Wonderland James Cox

Wonderland James Cox
Wonderland is a perfect example of America's perverse views on sex and violence. Sex isn't a normal activity to be explored or enjoyed in American life; it's only a tease, a sell to be used to lure in customers. Violence is what the customers get. In the case of Wonderland, the sexy sell is the involvement of porn king John Holmes (Val Kilmer) in four murders that took place in July 1981, and it's true, he was somehow involved. Wonderland tries to make a mystery out of what that exact involvement was, attempting to elevate sketchy recollections into a Rashomon-style web of lies, but there's isn't enough interest in the people involved to sustain this flimsy conceit. You see, the one thing Wonderland cannot do — for financing or other reasons — is tell the fascinating story in front of its nose, and that's the story of John Holmes, a skinny, confused kid destroyed by the money, drugs and power that accompanied his rise in porn. If you want to see that movie, P.T. Anderson already made it — his Boogie Nights was inspired by Holmes' life — and as a result, Wonderland comes across as the last 40 minutes of Nights turned into a feature. Interestingly, the rest of the DVD is also fascinated with Holmes — interview subjects love to analyse him and Court TV mini-docs want to understand him. But best yet in this limited two-disc edition is the inclusion of the 1998 full-length documentary Wadd: The Life and Times of John C. Holmes, which reveals him to be a wife-beating, police informing, chronically lying egomaniac long before Wonderland Ave. came into the picture.

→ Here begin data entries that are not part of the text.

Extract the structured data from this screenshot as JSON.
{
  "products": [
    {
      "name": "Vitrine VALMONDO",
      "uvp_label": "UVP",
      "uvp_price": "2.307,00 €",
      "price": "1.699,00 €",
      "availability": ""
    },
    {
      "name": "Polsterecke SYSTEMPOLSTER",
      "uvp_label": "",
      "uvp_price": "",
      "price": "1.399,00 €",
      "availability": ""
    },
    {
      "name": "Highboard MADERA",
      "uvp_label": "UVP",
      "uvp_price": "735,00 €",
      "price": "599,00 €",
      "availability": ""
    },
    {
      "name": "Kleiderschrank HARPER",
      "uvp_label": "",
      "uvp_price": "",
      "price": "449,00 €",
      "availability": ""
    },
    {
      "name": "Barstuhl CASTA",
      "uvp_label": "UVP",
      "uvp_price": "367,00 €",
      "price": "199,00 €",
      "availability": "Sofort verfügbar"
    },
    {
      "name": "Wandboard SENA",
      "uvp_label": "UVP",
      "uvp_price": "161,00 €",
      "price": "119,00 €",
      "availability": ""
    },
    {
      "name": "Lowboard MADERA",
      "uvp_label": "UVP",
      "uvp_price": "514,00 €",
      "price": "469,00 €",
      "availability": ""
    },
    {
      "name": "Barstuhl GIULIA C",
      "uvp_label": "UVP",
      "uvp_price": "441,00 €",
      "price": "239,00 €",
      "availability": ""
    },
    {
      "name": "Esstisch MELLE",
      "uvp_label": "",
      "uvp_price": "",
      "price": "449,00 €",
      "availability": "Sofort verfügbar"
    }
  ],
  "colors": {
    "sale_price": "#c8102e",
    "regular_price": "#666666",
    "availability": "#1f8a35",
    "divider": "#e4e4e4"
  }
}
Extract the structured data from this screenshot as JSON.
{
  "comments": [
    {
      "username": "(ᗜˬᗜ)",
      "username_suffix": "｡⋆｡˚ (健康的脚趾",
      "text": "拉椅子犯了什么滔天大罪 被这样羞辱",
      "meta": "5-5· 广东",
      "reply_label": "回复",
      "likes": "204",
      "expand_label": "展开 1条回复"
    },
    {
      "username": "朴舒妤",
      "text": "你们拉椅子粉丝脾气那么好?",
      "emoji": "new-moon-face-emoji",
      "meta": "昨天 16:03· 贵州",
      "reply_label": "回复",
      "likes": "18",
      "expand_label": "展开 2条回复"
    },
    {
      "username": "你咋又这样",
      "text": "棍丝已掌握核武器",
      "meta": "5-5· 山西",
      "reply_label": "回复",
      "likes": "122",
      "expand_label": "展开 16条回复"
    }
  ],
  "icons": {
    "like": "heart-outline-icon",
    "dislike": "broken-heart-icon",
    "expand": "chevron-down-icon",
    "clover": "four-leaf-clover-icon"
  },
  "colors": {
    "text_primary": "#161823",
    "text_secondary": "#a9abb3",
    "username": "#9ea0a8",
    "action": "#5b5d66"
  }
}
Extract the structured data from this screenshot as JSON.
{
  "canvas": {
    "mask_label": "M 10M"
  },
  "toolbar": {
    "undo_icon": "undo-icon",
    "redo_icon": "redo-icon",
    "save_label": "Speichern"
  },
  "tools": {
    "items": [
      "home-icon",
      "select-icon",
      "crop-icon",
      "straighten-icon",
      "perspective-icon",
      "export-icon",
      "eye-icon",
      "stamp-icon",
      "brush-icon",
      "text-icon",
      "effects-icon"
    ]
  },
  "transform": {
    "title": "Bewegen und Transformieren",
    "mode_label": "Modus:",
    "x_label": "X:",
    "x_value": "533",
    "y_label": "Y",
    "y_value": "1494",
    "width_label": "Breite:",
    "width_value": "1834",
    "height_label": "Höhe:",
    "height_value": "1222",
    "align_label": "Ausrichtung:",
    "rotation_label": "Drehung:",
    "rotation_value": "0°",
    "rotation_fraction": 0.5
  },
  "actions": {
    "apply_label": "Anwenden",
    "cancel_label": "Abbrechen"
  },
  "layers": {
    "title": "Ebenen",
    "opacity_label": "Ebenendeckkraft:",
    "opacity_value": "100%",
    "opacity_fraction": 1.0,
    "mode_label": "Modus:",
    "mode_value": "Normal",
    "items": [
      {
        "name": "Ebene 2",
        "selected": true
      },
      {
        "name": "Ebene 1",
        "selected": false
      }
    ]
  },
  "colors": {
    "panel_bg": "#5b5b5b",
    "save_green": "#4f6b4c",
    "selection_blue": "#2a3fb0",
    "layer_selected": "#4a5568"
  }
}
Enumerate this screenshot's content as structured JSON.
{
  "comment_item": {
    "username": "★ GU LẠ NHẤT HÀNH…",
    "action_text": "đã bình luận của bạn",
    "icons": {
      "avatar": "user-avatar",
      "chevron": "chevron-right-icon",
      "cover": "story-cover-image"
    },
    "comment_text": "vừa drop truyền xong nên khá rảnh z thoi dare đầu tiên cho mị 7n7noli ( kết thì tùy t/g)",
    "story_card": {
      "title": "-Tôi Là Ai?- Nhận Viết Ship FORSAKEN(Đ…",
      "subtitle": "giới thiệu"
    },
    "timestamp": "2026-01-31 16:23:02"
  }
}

The feature itself is unsatisfying — how could they gloss over Holmes and his teenage girlfriend Dawn (a brunette Kate Bosworth) fleeing the law while stopping at every cheesy tourist trap along the way? — but the more that extras dance around the subject of Holmes, the more fascinating he becomes. But by far the most disturbing extra in DVD history is the inclusion of actual crime scene footage — including narration by an officer on the scene — of the brutal murders on Wonderland Ave. Plus: deleted scenes, commentary by James Cox and co-writer Captain Mauzner, production photos. (Lions Gate)